Repeat every record below, word for word.

━━━ Given records ━━━

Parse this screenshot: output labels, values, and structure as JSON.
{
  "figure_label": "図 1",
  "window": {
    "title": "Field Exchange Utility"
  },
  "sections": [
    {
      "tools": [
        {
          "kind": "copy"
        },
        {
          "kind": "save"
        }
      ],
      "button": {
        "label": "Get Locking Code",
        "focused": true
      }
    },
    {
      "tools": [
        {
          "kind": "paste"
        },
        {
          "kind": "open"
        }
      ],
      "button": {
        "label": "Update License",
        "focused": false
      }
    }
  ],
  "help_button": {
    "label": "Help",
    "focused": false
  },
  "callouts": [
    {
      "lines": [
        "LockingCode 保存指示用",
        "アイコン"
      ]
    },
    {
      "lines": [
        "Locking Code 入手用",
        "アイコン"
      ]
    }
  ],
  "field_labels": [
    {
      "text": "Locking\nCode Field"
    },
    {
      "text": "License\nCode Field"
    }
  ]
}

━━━

#### [Result of this exercise]
Parse this screenshot: output labels, values, and structure as JSON.
{
  "figure_label": "図 1",
  "window": {
    "title": "Field Exchange Utility"
  },
  "sections": [
    {
      "tools": [
        {
          "kind": "copy"
        },
        {
          "kind": "save"
        }
      ],
      "button": {
        "label": "Get Locking Code",
        "focused": true
      }
    },
    {
      "tools": [
        {
          "kind": "paste"
        },
        {
          "kind": "open"
        }
      ],
      "button": {
        "label": "Update License",
        "focused": false
      }
    }
  ],
  "help_button": {
    "label": "Help",
    "focused": false
  },
  "callouts": [
    {
      "lines": [
        "LockingCode 保存指示用",
        "アイコン"
      ]
    },
    {
      "lines": [
        "Locking Code 入手用",
        "アイコン"
      ]
    }
  ],
  "field_labels": [
    {
      "text": "Locking\nCode Field"
    },
    {
      "text": "License\nCode Field"
    }
  ]
}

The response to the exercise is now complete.